Advantages

Sounding rockets are advantageous for some research because of their low cost,[2] short lead time (sometimes less than six months)[3] and their ability to conduct research in areas inaccessible to either balloons or satellites. They are also used as test beds for equipment that will be used in more expensive and risky orbital spaceflight missions.[2] The smaller size of a sounding rocket also makes launching from temporary sites possible, allowing field studies at remote locations, and even in the middle of the ocean, if fired from a ship.[5]

Applications

Meteorology

Further information: Atmospheric sounding

A Loki-Dart (foreground) on display at the White Sands Missile Range rocket garden.
A Loki-Dart (foreground) on display at the White Sands Missile Range rocket garden.

Weather observations, up to an altitude of 75 km, are done with rocketsondes, a kind of sounding rocket for atmospheric observations that consists of a rocket and radiosonde. The sonde records data on temperature, moisture, wind speed and direction, wind shear, atmospheric pressure, and air density during the flight. Position data (altitude and latitude/longitude) may also be recorded.
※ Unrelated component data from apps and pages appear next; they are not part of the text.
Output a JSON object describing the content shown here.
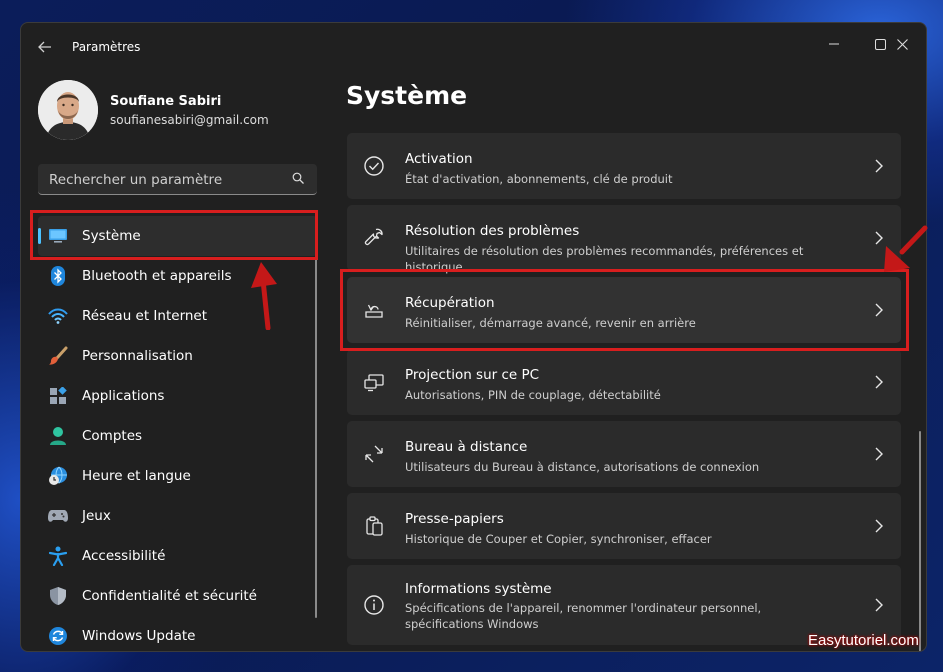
{
  "window": {
    "title": "Paramètres"
  },
  "profile": {
    "name": "Soufiane Sabiri",
    "email": "soufianesabiri@gmail.com"
  },
  "search": {
    "placeholder": "Rechercher un paramètre"
  },
  "nav": {
    "items": [
      {
        "label": "Système",
        "icon": "monitor-icon",
        "selected": true
      },
      {
        "label": "Bluetooth et appareils",
        "icon": "bluetooth-icon"
      },
      {
        "label": "Réseau et Internet",
        "icon": "wifi-icon"
      },
      {
        "label": "Personnalisation",
        "icon": "brush-icon"
      },
      {
        "label": "Applications",
        "icon": "apps-icon"
      },
      {
        "label": "Comptes",
        "icon": "person-icon"
      },
      {
        "label": "Heure et langue",
        "icon": "clock-globe-icon"
      },
      {
        "label": "Jeux",
        "icon": "gamepad-icon"
      },
      {
        "label": "Accessibilité",
        "icon": "accessibility-icon"
      },
      {
        "label": "Confidentialité et sécurité",
        "icon": "shield-icon"
      },
      {
        "label": "Windows Update",
        "icon": "windows-update-icon"
      }
    ]
  },
  "main": {
    "title": "Système",
    "cards": [
      {
        "title": "Activation",
        "subtitle": "État d'activation, abonnements, clé de produit",
        "icon": "check-circle-icon"
      },
      {
        "title": "Résolution des problèmes",
        "subtitle": "Utilitaires de résolution des problèmes recommandés, préférences et historique",
        "icon": "wrench-icon"
      },
      {
        "title": "Récupération",
        "subtitle": "Réinitialiser, démarrage avancé, revenir en arrière",
        "icon": "recovery-icon",
        "highlighted": true
      },
      {
        "title": "Projection sur ce PC",
        "subtitle": "Autorisations, PIN de couplage, détectabilité",
        "icon": "projection-icon"
      },
      {
        "title": "Bureau à distance",
        "subtitle": "Utilisateurs du Bureau à distance, autorisations de connexion",
        "icon": "remote-desktop-icon"
      },
      {
        "title": "Presse-papiers",
        "subtitle": "Historique de Couper et Copier, synchroniser, effacer",
        "icon": "clipboard-icon"
      },
      {
        "title": "Informations système",
        "subtitle": "Spécifications de l'appareil, renommer l'ordinateur personnel, spécifications Windows",
        "icon": "info-icon"
      }
    ]
  },
  "watermark": "Easytutoriel.com",
  "colors": {
    "accent": "#4cc2ff",
    "annotation": "#d81e1e",
    "window_bg": "#202020",
    "card_bg": "#2b2b2b"
  }
}
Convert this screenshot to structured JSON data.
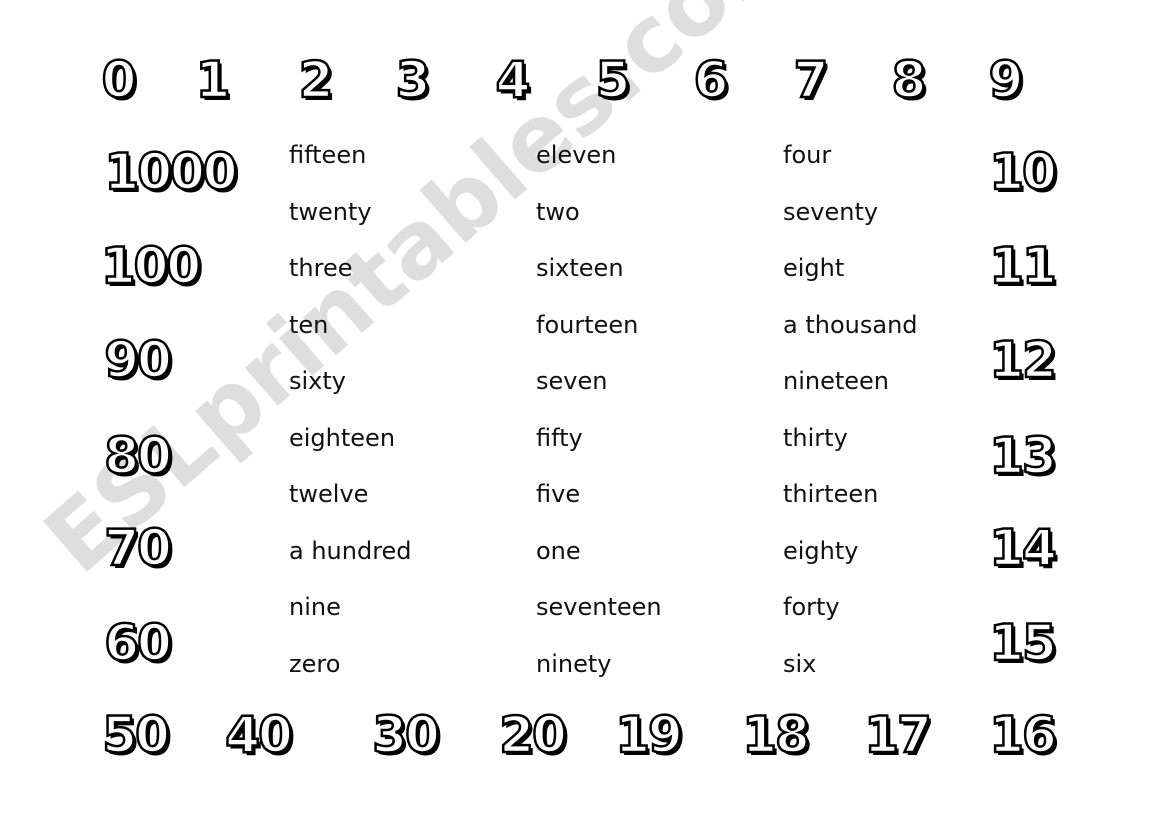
{
  "top_numbers": [
    "0",
    "1",
    "2",
    "3",
    "4",
    "5",
    "6",
    "7",
    "8",
    "9"
  ],
  "left_numbers": [
    "1000",
    "100",
    "90",
    "80",
    "70",
    "60"
  ],
  "right_numbers": [
    "10",
    "11",
    "12",
    "13",
    "14",
    "15"
  ],
  "bottom_numbers": [
    "50",
    "40",
    "30",
    "20",
    "19",
    "18",
    "17",
    "16"
  ],
  "word_columns": [
    [
      "fifteen",
      "twenty",
      "three",
      "ten",
      "sixty",
      "eighteen",
      "twelve",
      "a hundred",
      "nine",
      "zero"
    ],
    [
      "eleven",
      "two",
      "sixteen",
      "fourteen",
      "seven",
      "fifty",
      "five",
      "one",
      "seventeen",
      "ninety"
    ],
    [
      "four",
      "seventy",
      "eight",
      "a thousand",
      "nineteen",
      "thirty",
      "thirteen",
      "eighty",
      "forty",
      "six"
    ]
  ],
  "watermark": "ESLprintables.com"
}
Common meteorological rockets are the Loki and Super Loki, typically a 3.7 m tall and powered by a 10 cm diameter solid fuel rocket engine. The rocket engine separates at an altitude of 1500 m and the rest of the rocketsonde coasts to apogee (highest point). This can be set to an altitude of 20 km to 113 km.
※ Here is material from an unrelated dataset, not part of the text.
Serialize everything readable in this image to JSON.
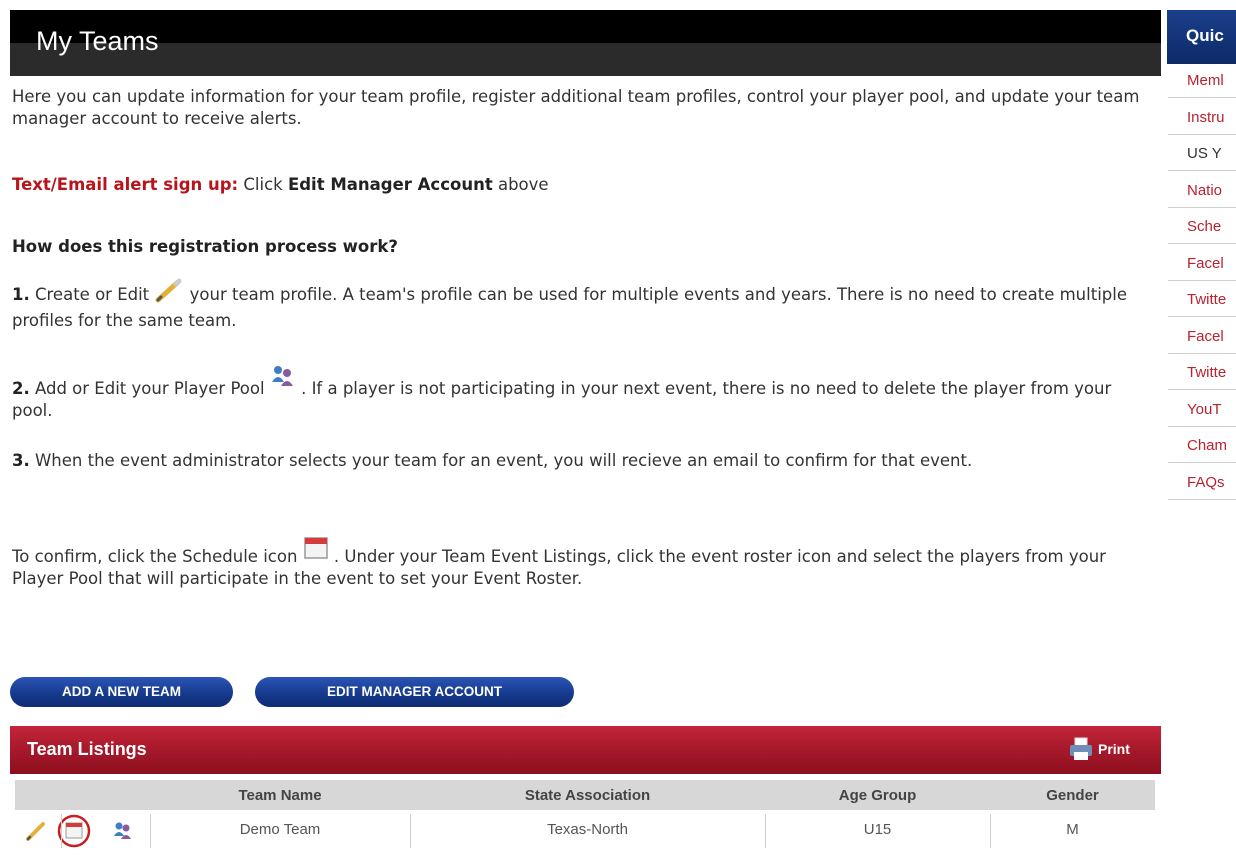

Research

Sounding rockets are commonly used for:

Dual use

Due to the high military relevance of ballistic missile technology, there has always been a close relationship between sounding rockets and military missiles. It is a typical dual-use technology, which can be used for both civil and military purposes. During the Cold War, the Federal Republic of Germany cooperated on this topic with countries that had not signed the Non-Proliferation Treaty on Nuclear Weapons at that time, such as Brazil, Argentina and India. In the course of investigations by the German peace movement, this cooperation was revealed by a group of physicists in 1983.[7] The international discussion that was thus set in motion led to the development of the Missile Technology Control Regime (MTCR) at the level of G7 states. Since then, lists of technological equipment whose export is subject to strict controls have been drawn up within the MTCR framework.

Operators and programs

See also

References

  1. ^ nasa.gov NASA Sounding Rocket Program Handbook, June 2005, p. 1
  2. ^ a b c d e "NASA Sounding Rocket Program Overview". NASA Sounding Rocket Program. NASA. 24 July 2006. Retrieved 10 October 2006.
  3. ^ a b c d e Marconi, Elaine M. (12 April 2004). "What is a Sounding Rocket?". Research Aircraft. NASA. Retrieved 10 October 2006.
  4. ^ NASA Sounding Rocket Handbook
  5. ^ "General Description of Sounding Rockets". Johns Hopkins University Sounding Rocket Program. Retrieved 10 October 2006.
  6. ^ Payne, B.R.; Baird, J.L. (1976). "Remote Sensing of Earth Resources Sounding Rocket Capabilities". Canadian Journal of Remote Sensing. 2: 12–17. Bibcode:1976CaJRS...2...12P. doi:10.1080/07038992.1976.10854945.
  7. ^ Campbell, D. (5 August 1983). "Germany helps Brazil to nuclear supremacy" (PDF). New Statesman.
  8. ^ Serra, Jean-Jacques. "Skylark sounding rockets". Rockets in Europe. Retrieved 2021-05-20.
  9. ^ "ESRA". ESRA. Retrieved 2021-03-29.
  10. ^ Wade, Mark. "Titus". Astronautix. Retrieved 17 May 2020.